__EXERCISE GOAL__: Produce a verbatim copy of the records, and keep the images out of it.

__DATA EXTRACT__:
=== Begin Enclosure ===
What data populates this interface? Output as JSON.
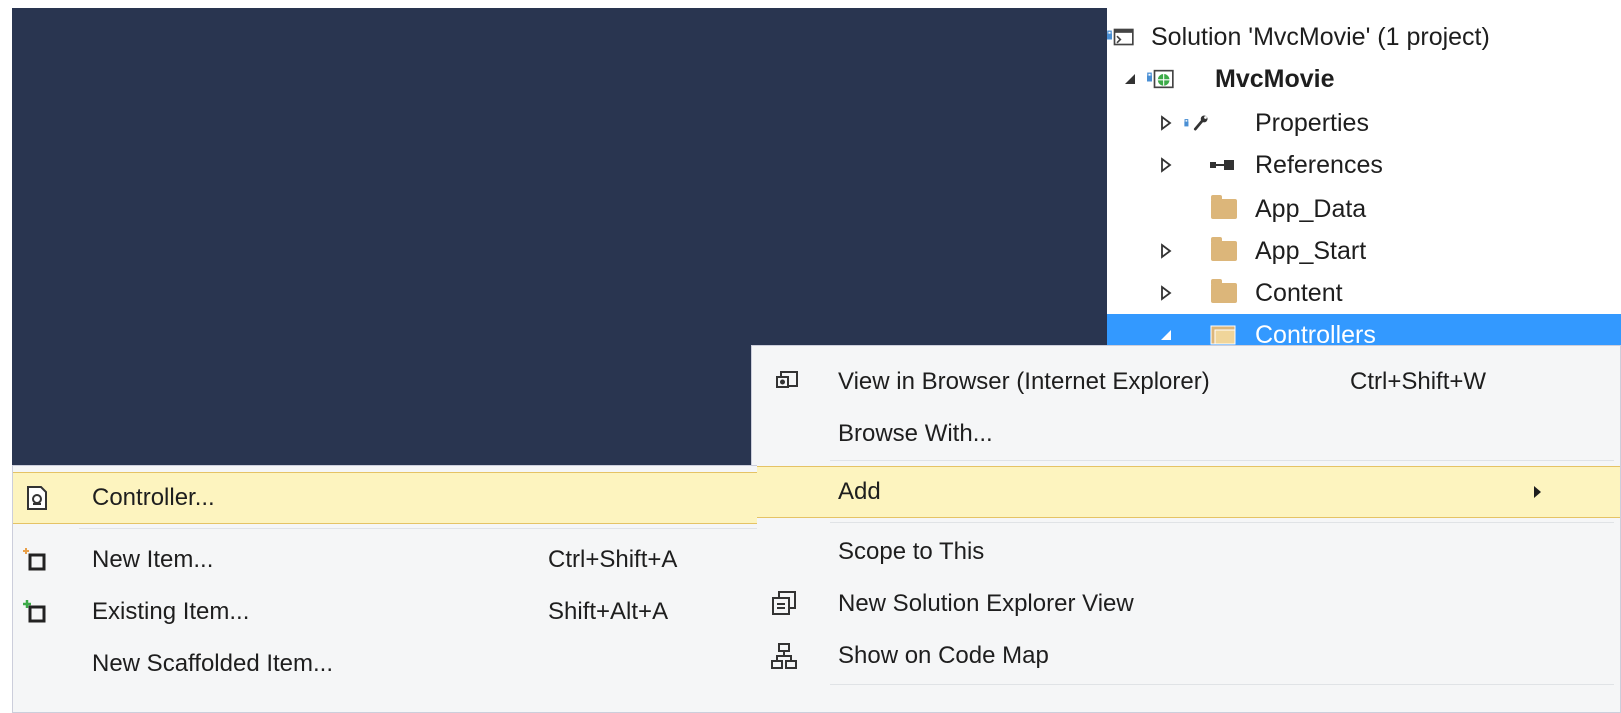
{
  "solution_explorer": {
    "items": [
      {
        "label": "Solution 'MvcMovie' (1 project)",
        "icon": "solution-icon"
      },
      {
        "label": "MvcMovie",
        "icon": "web-project-icon"
      },
      {
        "label": "Properties",
        "icon": "wrench-icon"
      },
      {
        "label": "References",
        "icon": "references-icon"
      },
      {
        "label": "App_Data",
        "icon": "folder-icon"
      },
      {
        "label": "App_Start",
        "icon": "folder-icon"
      },
      {
        "label": "Content",
        "icon": "folder-icon"
      },
      {
        "label": "Controllers",
        "icon": "folder-open-icon"
      }
    ],
    "selected_item": "Controllers"
  },
  "context_menu": {
    "items": [
      {
        "label": "View in Browser (Internet Explorer)",
        "shortcut": "Ctrl+Shift+W",
        "icon": "browser-icon"
      },
      {
        "label": "Browse With...",
        "shortcut": ""
      },
      {
        "label": "Add",
        "shortcut": "",
        "has_submenu": true
      },
      {
        "label": "Scope to This",
        "shortcut": ""
      },
      {
        "label": "New Solution Explorer View",
        "shortcut": "",
        "icon": "new-view-icon"
      },
      {
        "label": "Show on Code Map",
        "shortcut": "",
        "icon": "code-map-icon"
      }
    ],
    "highlighted_item": "Add"
  },
  "add_submenu": {
    "items": [
      {
        "label": "Controller...",
        "shortcut": "",
        "icon": "controller-icon"
      },
      {
        "label": "New Item...",
        "shortcut": "Ctrl+Shift+A",
        "icon": "new-item-icon"
      },
      {
        "label": "Existing Item...",
        "shortcut": "Shift+Alt+A",
        "icon": "existing-item-icon"
      },
      {
        "label": "New Scaffolded Item...",
        "shortcut": ""
      }
    ],
    "highlighted_item": "Controller..."
  },
  "colors": {
    "editor_background": "#293550",
    "selection_blue": "#3399ff",
    "menu_background": "#f5f6f7",
    "menu_highlight": "#fdf4bf",
    "folder": "#dcb67a"
  }
}
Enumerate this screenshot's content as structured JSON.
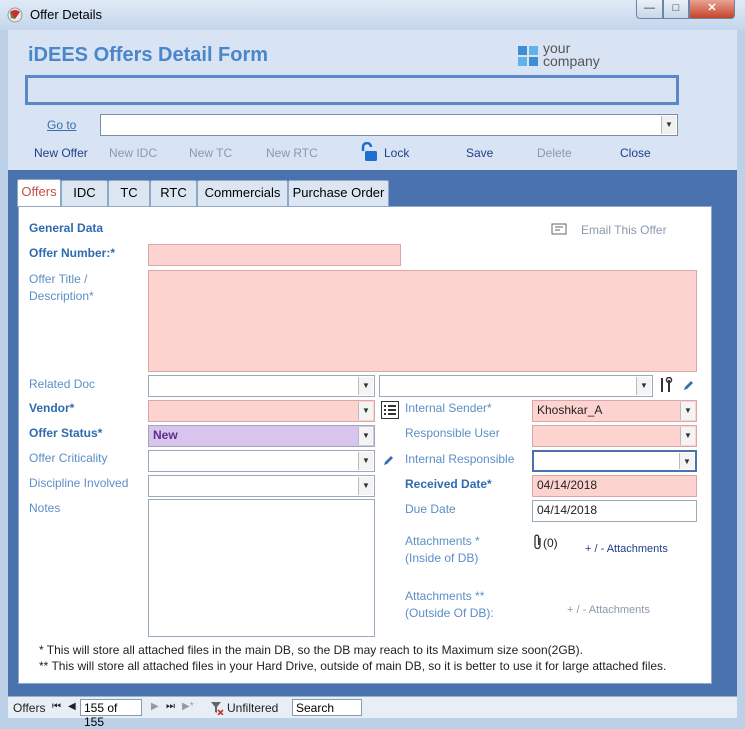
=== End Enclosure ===
__OUTPUT OF THE TASK__:
What data populates this interface? Output as JSON.
{
  "solution_explorer": {
    "items": [
      {
        "label": "Solution 'MvcMovie' (1 project)",
        "icon": "solution-icon"
      },
      {
        "label": "MvcMovie",
        "icon": "web-project-icon"
      },
      {
        "label": "Properties",
        "icon": "wrench-icon"
      },
      {
        "label": "References",
        "icon": "references-icon"
      },
      {
        "label": "App_Data",
        "icon": "folder-icon"
      },
      {
        "label": "App_Start",
        "icon": "folder-icon"
      },
      {
        "label": "Content",
        "icon": "folder-icon"
      },
      {
        "label": "Controllers",
        "icon": "folder-open-icon"
      }
    ],
    "selected_item": "Controllers"
  },
  "context_menu": {
    "items": [
      {
        "label": "View in Browser (Internet Explorer)",
        "shortcut": "Ctrl+Shift+W",
        "icon": "browser-icon"
      },
      {
        "label": "Browse With...",
        "shortcut": ""
      },
      {
        "label": "Add",
        "shortcut": "",
        "has_submenu": true
      },
      {
        "label": "Scope to This",
        "shortcut": ""
      },
      {
        "label": "New Solution Explorer View",
        "shortcut": "",
        "icon": "new-view-icon"
      },
      {
        "label": "Show on Code Map",
        "shortcut": "",
        "icon": "code-map-icon"
      }
    ],
    "highlighted_item": "Add"
  },
  "add_submenu": {
    "items": [
      {
        "label": "Controller...",
        "shortcut": "",
        "icon": "controller-icon"
      },
      {
        "label": "New Item...",
        "shortcut": "Ctrl+Shift+A",
        "icon": "new-item-icon"
      },
      {
        "label": "Existing Item...",
        "shortcut": "Shift+Alt+A",
        "icon": "existing-item-icon"
      },
      {
        "label": "New Scaffolded Item...",
        "shortcut": ""
      }
    ],
    "highlighted_item": "Controller..."
  },
  "colors": {
    "editor_background": "#293550",
    "selection_blue": "#3399ff",
    "menu_background": "#f5f6f7",
    "menu_highlight": "#fdf4bf",
    "folder": "#dcb67a"
  }
}
Enumerate this screenshot's content as structured JSON.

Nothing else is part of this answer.